ii) Although, numerous developmental schemes for the Rajbanshi people in North Bengal formulated by the State government have actually helped these people to overcome the identity crisis. Today, they do give out their identity as Rajbanshi without hesitation but more measures are needed to promote political participation in them. Therefore, it is imperative for those, political leaders and the people at the helms of political power at both State and the Centre to encourage and involve Rajbanshi people in political activities. So that they too have a political voice and role in the political system.
iii) The literates, academicians, professionals and intellectual group of the Rajbanshi should discuss socio-economic, cultural and political matters among themselves and with the rural populace and encourage them to express their views, political opinion and take part in decision making relating to state governance and their lives.
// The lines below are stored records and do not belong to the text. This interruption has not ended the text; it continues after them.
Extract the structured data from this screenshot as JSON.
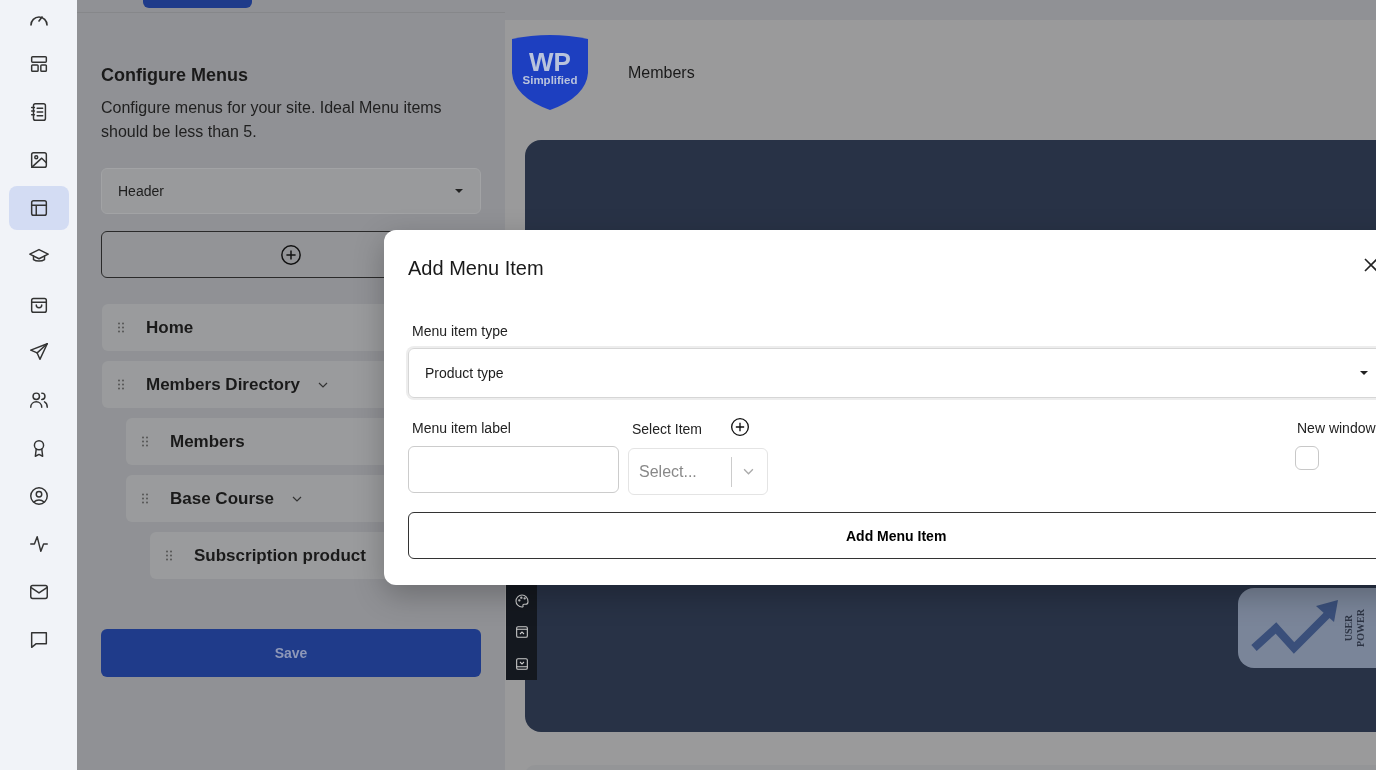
{
  "sidebar": {
    "items": [
      {
        "selected": false
      },
      {
        "selected": false
      },
      {
        "selected": false
      },
      {
        "selected": false
      },
      {
        "selected": true
      },
      {
        "selected": false
      },
      {
        "selected": false
      },
      {
        "selected": false
      },
      {
        "selected": false
      },
      {
        "selected": false
      },
      {
        "selected": false
      },
      {
        "selected": false
      },
      {
        "selected": false
      },
      {
        "selected": false
      }
    ]
  },
  "menus_panel": {
    "title": "Configure Menus",
    "description": "Configure menus for your site. Ideal Menu items should be less than 5.",
    "menu_select": {
      "value": "Header"
    },
    "menu_items": [
      {
        "label": "Home"
      },
      {
        "label": "Members Directory",
        "children": [
          {
            "label": "Members"
          },
          {
            "label": "Base Course",
            "children": [
              {
                "label": "Subscription product"
              }
            ]
          }
        ]
      }
    ],
    "save_button": "Save"
  },
  "preview": {
    "logo": {
      "line_1": "WP",
      "line_2": "Simplified"
    },
    "nav_item": "Members",
    "badge": {
      "line_1": "USER",
      "line_2": "POWER"
    }
  },
  "dialog": {
    "title": "Add Menu Item",
    "type_field": {
      "label": "Menu item type",
      "value": "Product type"
    },
    "label_field": {
      "label": "Menu item label"
    },
    "item_select": {
      "label": "Select Item",
      "placeholder": "Select..."
    },
    "new_window": {
      "label": "New window",
      "checked": false
    },
    "submit_button": "Add Menu Item"
  }
}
iv) Opportunities need to be given to them to have free participation in the political system without fear and favoritism. These people should be involved in state political activities. These people need to be given a say in the State governance after having elected through adult franchise. Eligible Rajbanshi leaders need to be given party posts at all levels.
v) Suitable Rajbanshi candidates need to be given party tickets to contest elections in all those segments where majority population is Rajbanshi. Delimitation of areas need to be carried out afresh wherever Rajbanshi population forms majority.
Rajbanshi people form the majority rural population in North Bengal. Also, they form the single largest population in numerous parliamentary / assembly constituencies/ Panchayats in North Bengal and neighbouring States, too. As such, they need to have wholehearted political participation and, then only they will be able raise political voice and a say in state governance. We may say, if all these measures are taken in right earnest, then only, famous American President Abraham Lincoln’s famous saying “Government of the people, by the people, for the people, shall not perish from the Earth’ will come true. To add, I may say that if the essence of democracy is ‘power to the people’, political participation by the citizens is a necessity for progress of any group of people. This is the urgency and need of the hour for the sanctity, progress and glory of democratic form of governments.